## Activity
Copy the entries below verbatim, omitting any pictures they contain.

___ Source records ___

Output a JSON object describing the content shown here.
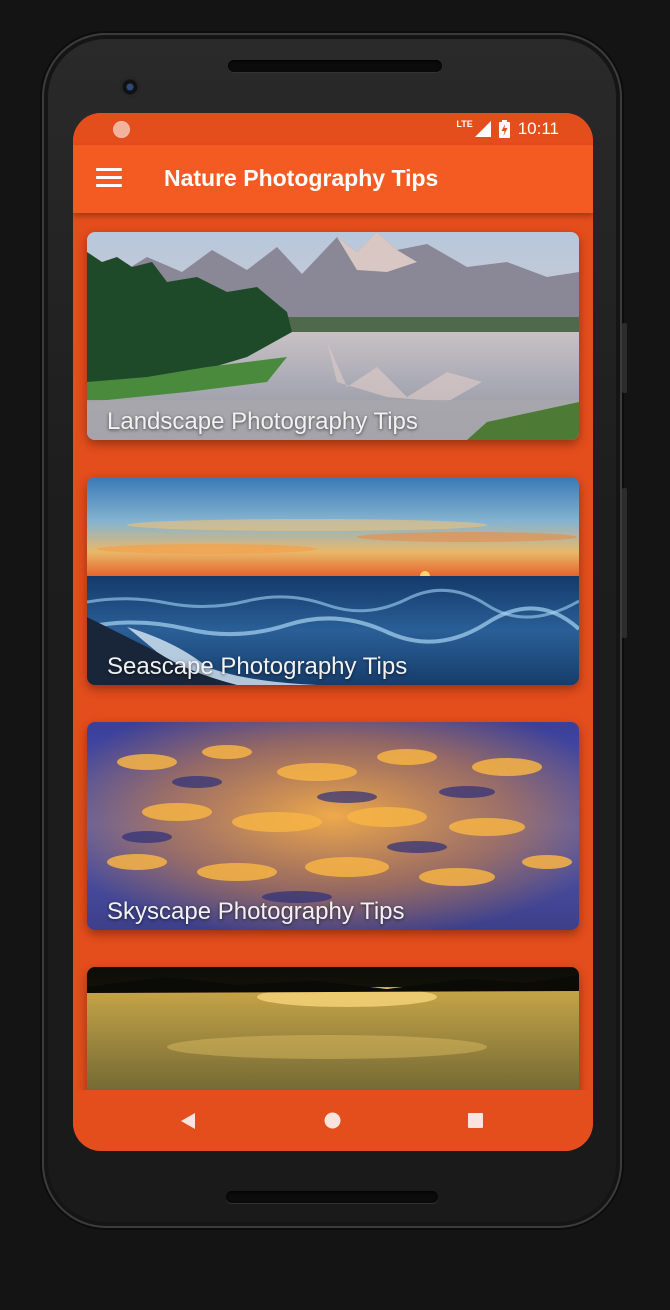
{
  "status_bar": {
    "network": "LTE",
    "time": "10:11"
  },
  "app_bar": {
    "title": "Nature Photography Tips",
    "menu_icon": "hamburger-menu-icon"
  },
  "cards": [
    {
      "label": "Landscape Photography Tips",
      "image": "mountain-lake-landscape"
    },
    {
      "label": "Seascape Photography Tips",
      "image": "ocean-sunset-seascape"
    },
    {
      "label": "Skyscape Photography Tips",
      "image": "cloudy-sky-sunset"
    },
    {
      "label": "",
      "image": "golden-lake-sunset"
    }
  ],
  "nav_bar": {
    "back_icon": "back-triangle-icon",
    "home_icon": "home-circle-icon",
    "recents_icon": "recents-square-icon"
  },
  "colors": {
    "status_bar": "#e44d1c",
    "app_bar": "#f45b22",
    "background": "#e44d1c",
    "text": "#ffffff"
  }
}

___

## Exercise result
Output a JSON object describing the content shown here.
{
  "status_bar": {
    "network": "LTE",
    "time": "10:11"
  },
  "app_bar": {
    "title": "Nature Photography Tips",
    "menu_icon": "hamburger-menu-icon"
  },
  "cards": [
    {
      "label": "Landscape Photography Tips",
      "image": "mountain-lake-landscape"
    },
    {
      "label": "Seascape Photography Tips",
      "image": "ocean-sunset-seascape"
    },
    {
      "label": "Skyscape Photography Tips",
      "image": "cloudy-sky-sunset"
    },
    {
      "label": "",
      "image": "golden-lake-sunset"
    }
  ],
  "nav_bar": {
    "back_icon": "back-triangle-icon",
    "home_icon": "home-circle-icon",
    "recents_icon": "recents-square-icon"
  },
  "colors": {
    "status_bar": "#e44d1c",
    "app_bar": "#f45b22",
    "background": "#e44d1c",
    "text": "#ffffff"
  }
}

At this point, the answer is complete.